The Sioux Indians have a wonderful festival which they call the sun dance. At this time all the braves try to show how much pain they can [illustration - An attack on a wagon-train by Red Cloud's Sioux warriors] bear without flinching, and some people say it makes them tender-hearted. Certainly "Red Cloud" always could bear more than any other warrior, and yet his heart was fierce and war-like. In time the Indians came to fear him, and little by little he was chosen war chief of all the wild Dakotas and Sioux. He hated the white people, and when other Indians tried to make peace Red Cloud always said: "No; war, war!" Perhaps he knew that just as soon as there was peace he would no longer be a chief; at any rate, he would not listen to any plan to stop fighting.

Fort Phil Kearney in Wyoming was in the middle of the Indians' country. One day word came to the major there that a party of soldiers who had gone to get firewood had been attacked, and some were killed, the rest in great danger. The major at once sent out a rescue party under Captain Fetterman, but Red Cloud was waiting with two thousand warriors, and not one white man escaped.

Nobody could say now that Red Cloud was not a great leader, and even Uncle Sam, however much he feared him, had to confess that he was "Chief of all the living Sioux Indians." All the Sioux chiefs whose fathers had been chiefs before them were willing to give some Indian lands to the white people and live on a reservation, but
Red Cloud said: "No, no; I want war," and the young warriors followed him in spite of the chiefs. He had many battles and simply would not stop fighting.

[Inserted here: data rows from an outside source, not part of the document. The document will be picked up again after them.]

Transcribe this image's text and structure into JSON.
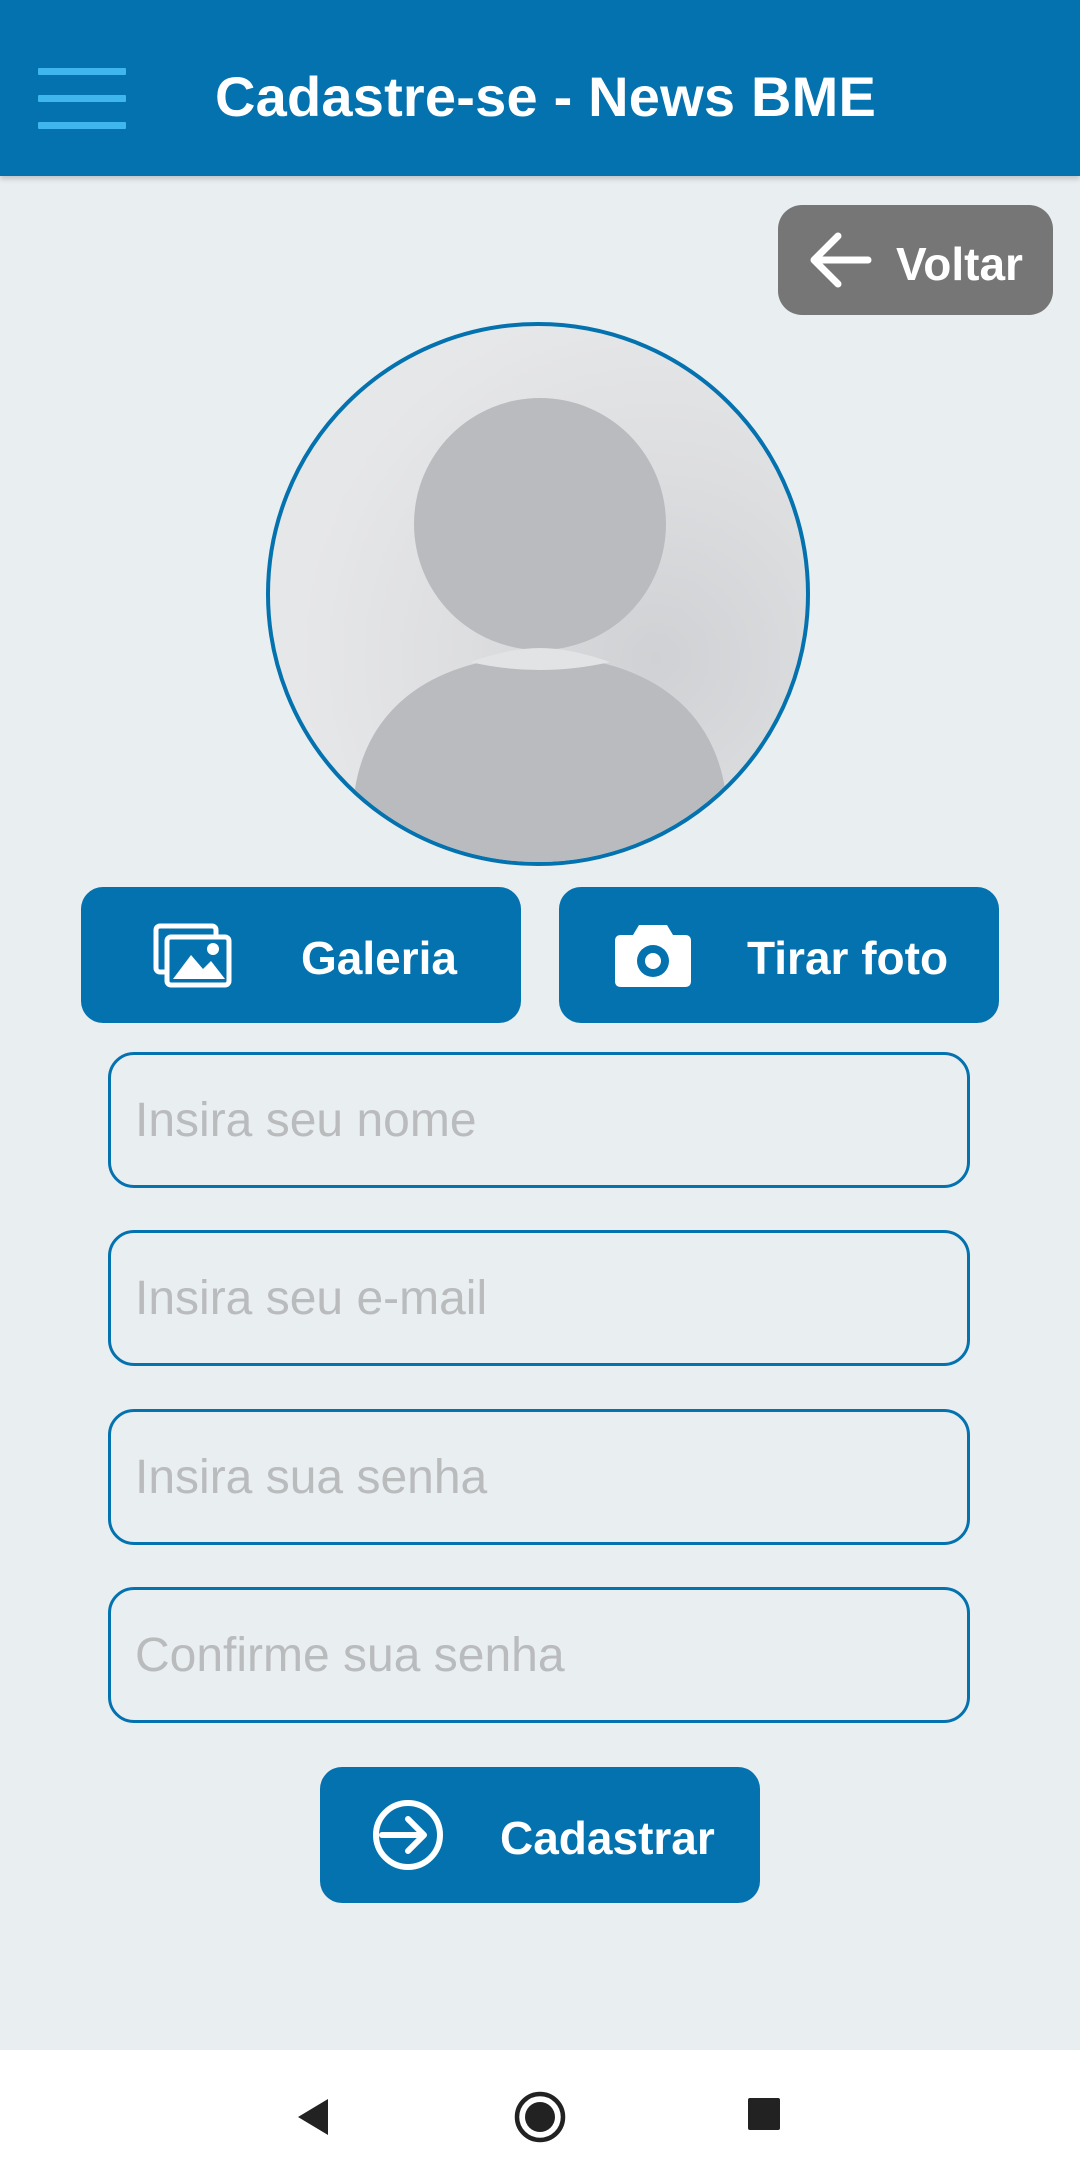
{
  "appbar": {
    "title": "Cadastre-se - News BME",
    "menu_icon": "hamburger-menu-icon",
    "color": "#0472AE",
    "menu_icon_color": "#3FB6EE"
  },
  "back_button": {
    "label": "Voltar",
    "icon": "arrow-left-icon",
    "color": "#767676"
  },
  "avatar": {
    "icon": "user-placeholder-icon"
  },
  "photo_buttons": {
    "gallery": {
      "label": "Galeria",
      "icon": "images-icon"
    },
    "camera": {
      "label": "Tirar foto",
      "icon": "camera-icon"
    }
  },
  "form": {
    "name_placeholder": "Insira seu nome",
    "email_placeholder": "Insira seu e-mail",
    "password_placeholder": "Insira sua senha",
    "confirm_password_placeholder": "Confirme sua senha"
  },
  "submit_button": {
    "label": "Cadastrar",
    "icon": "sign-in-icon"
  },
  "system_nav": {
    "back": "nav-back-icon",
    "home": "nav-home-icon",
    "recents": "nav-recents-icon"
  },
  "colors": {
    "primary": "#0472AE",
    "background": "#E9EEF1",
    "placeholder": "#B9BBBD"
  }
}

At last, in 1874, the Indians came to one of Uncle Sam's army posts for a "big talk." The result [illustration - Red Cloud.] was that the Indians agreed to give up the land they had fought for, and went to live on what was called "Red Cloud Reservation." But still peace did not come. They were always ready to break out, and every once in a while houses were burned, stages waylaid, and people killed. It was of no use to treat the tribe kindly so long as Red Cloud wanted war.

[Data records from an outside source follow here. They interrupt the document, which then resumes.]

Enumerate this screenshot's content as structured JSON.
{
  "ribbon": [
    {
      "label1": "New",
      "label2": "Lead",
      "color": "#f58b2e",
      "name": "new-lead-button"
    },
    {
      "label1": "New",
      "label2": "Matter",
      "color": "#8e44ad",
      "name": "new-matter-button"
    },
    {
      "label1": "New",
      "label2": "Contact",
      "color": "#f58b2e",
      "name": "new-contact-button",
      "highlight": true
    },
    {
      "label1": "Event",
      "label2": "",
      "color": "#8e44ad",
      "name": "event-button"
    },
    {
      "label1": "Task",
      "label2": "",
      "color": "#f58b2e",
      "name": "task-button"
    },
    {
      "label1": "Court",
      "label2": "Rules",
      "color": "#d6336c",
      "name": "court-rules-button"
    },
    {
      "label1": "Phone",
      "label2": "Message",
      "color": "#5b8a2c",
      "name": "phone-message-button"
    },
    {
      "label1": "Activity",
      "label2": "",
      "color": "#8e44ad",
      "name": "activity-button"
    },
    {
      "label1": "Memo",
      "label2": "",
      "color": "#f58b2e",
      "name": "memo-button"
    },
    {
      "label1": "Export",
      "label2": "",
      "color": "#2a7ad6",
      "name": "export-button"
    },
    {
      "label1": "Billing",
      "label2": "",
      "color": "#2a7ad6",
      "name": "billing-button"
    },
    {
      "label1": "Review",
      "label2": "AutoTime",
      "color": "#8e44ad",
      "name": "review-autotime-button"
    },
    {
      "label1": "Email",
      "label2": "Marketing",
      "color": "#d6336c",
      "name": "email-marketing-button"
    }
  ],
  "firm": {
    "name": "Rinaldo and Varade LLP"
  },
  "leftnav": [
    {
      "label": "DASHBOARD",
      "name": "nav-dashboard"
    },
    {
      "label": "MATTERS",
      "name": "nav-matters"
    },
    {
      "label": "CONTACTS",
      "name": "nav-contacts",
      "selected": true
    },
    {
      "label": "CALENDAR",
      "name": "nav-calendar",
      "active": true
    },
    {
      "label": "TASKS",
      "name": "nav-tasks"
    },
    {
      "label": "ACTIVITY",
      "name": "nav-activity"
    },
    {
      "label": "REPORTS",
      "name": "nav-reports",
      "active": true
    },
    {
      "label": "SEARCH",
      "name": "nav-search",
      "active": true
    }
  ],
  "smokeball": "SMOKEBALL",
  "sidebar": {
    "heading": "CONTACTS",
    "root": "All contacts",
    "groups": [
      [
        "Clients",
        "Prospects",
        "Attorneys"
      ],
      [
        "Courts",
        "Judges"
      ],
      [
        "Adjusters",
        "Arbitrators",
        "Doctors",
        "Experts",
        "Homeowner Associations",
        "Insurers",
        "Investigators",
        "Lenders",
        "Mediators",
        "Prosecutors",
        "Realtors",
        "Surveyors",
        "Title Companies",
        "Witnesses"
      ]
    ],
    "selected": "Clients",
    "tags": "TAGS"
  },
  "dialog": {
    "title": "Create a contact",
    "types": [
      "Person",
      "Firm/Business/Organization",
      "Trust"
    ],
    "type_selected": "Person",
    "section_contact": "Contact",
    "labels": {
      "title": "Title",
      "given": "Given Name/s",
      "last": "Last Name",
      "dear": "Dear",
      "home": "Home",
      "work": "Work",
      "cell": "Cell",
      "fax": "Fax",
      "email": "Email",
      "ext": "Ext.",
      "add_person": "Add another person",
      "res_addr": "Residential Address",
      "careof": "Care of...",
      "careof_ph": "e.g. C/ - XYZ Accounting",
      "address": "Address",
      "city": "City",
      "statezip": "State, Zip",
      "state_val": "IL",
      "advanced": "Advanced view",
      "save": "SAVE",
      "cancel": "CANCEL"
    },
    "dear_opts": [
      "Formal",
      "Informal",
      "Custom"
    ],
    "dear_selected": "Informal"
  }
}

At last, after many years, the war chief began to feel that he could not win his fight, so very sadly he buried his tomahawk and signed what he called "a peace paper." But he did not really love his white brothers, and when Uncle Sam wanted Indian scouts to help him fight in 1876, Red Cloud was angry, and sent some of his warriors to waylay the soldiers and Indian scouts. Then Uncle Sam said that Red Cloud could not expect to be a chief if he did such things, for the officers found that he was always planning to make trouble; and they put Spotted Tail, a chief who was frank and honest, in Red Cloud's place. But what good did that do when the young Indians loved Red Cloud and did what he said? And he kept them from working with their hands, and said braves must only hunt and fight, and he would not try to keep peace or to help Spotted Tail control the young braves.

Then at last, when Red Cloud was a very old man, more than eighty years old, he was sick for the first time in his life. He had to stay in his lodge and be taken care of, for he was too weak to move. Now he began to notice how kind every one was to him when he could do nothing for himself, and his heart was softened. When he was able to be up again and to go out into the woods, he was very happy, and began to be sorry for people who were not strong and well, though until he was ill himself, he had despised them.

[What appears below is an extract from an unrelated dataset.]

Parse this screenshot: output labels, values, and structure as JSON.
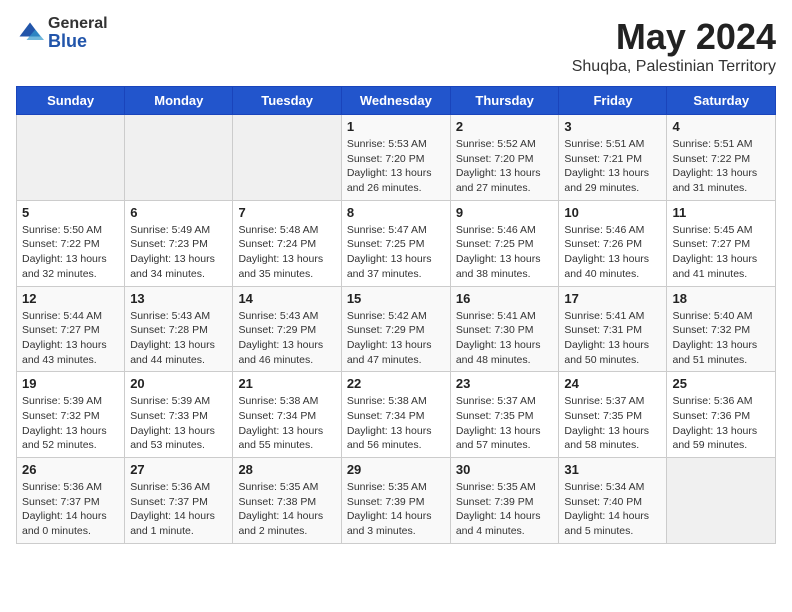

He saw how Uncle Sam was trying to take care of everybody in this big country of ours, and he said, "Indians must take land like white men, they must work with a plow and hoe, and they must read books and study." Then there was peace in the north land, for the fiercest of all our Indian warriors up to that time had really surrendered at last.